Gender analysis frameworks have a long history in development practice to strengthen gender outcomes. We can learn from these frameworks to support design, implementation, and measurement to ensure we are moving closer towards bridging the gender equality gap in sanitation (Lala et al. 2017). Tools and frameworks such as the gender equality framework (USAID 2008), performance assessment framework (AUSAID 2008), and gender analysis tool (Status of Women Canada 2013) may serve as useful references to help the mission develop its own framework and apply it to improve programming through measurement and learning.
In a paper on formulating a hybrid approach to improve gender main streaming in WASH through analysis and measurement, the authors pro pose six categories to capture key issues namely: participation, access to services, control over resources, benefits/outcomes, governance/decision making, and operation and management, and go on to outline the feature of the hybrid framework for measuring gender outcomes in WASH in India (Lala et al. 2017). This offers a useful starting point and may be built on and integrated into both the policy design and programming initiatives and a measurement tool to track the mission’s performance on gender equality.
Despite the absence of an explicit articulation of a set of gender specific goals in its first avatar, the SBM has been successful in creating interesting examples on ways in which women can participate in and influence the mission’s outcomes. However, in the absence of specific provisions in policy to address the key gender gaps and practical mechanisms/levers for implementation, the mission’s impact on bridging the gender equality gap remains limited.
At the end of 2019, there will be a larger baseline of HH toilets built, which is a positive step for the mission.

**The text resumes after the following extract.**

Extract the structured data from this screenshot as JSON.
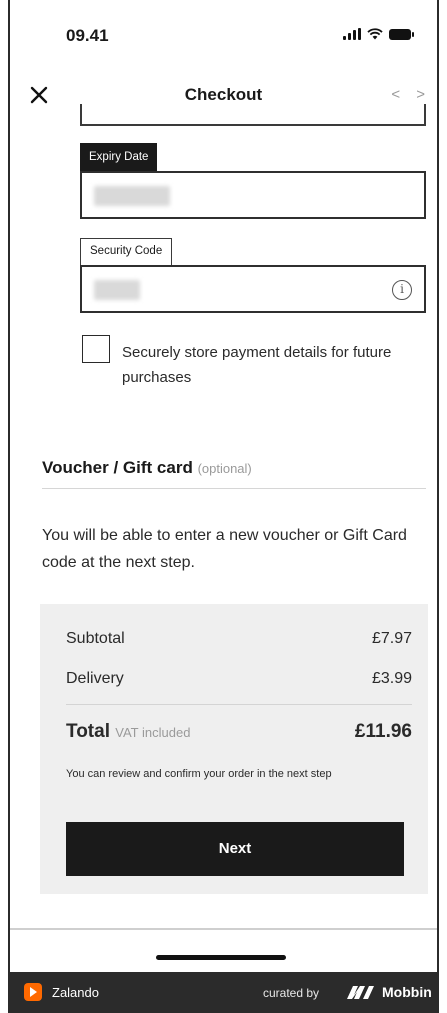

In the following phase, the national government, in partnership with states and cities, should prioritise four key actions to move closer towards bridging the gender gap in sanitation.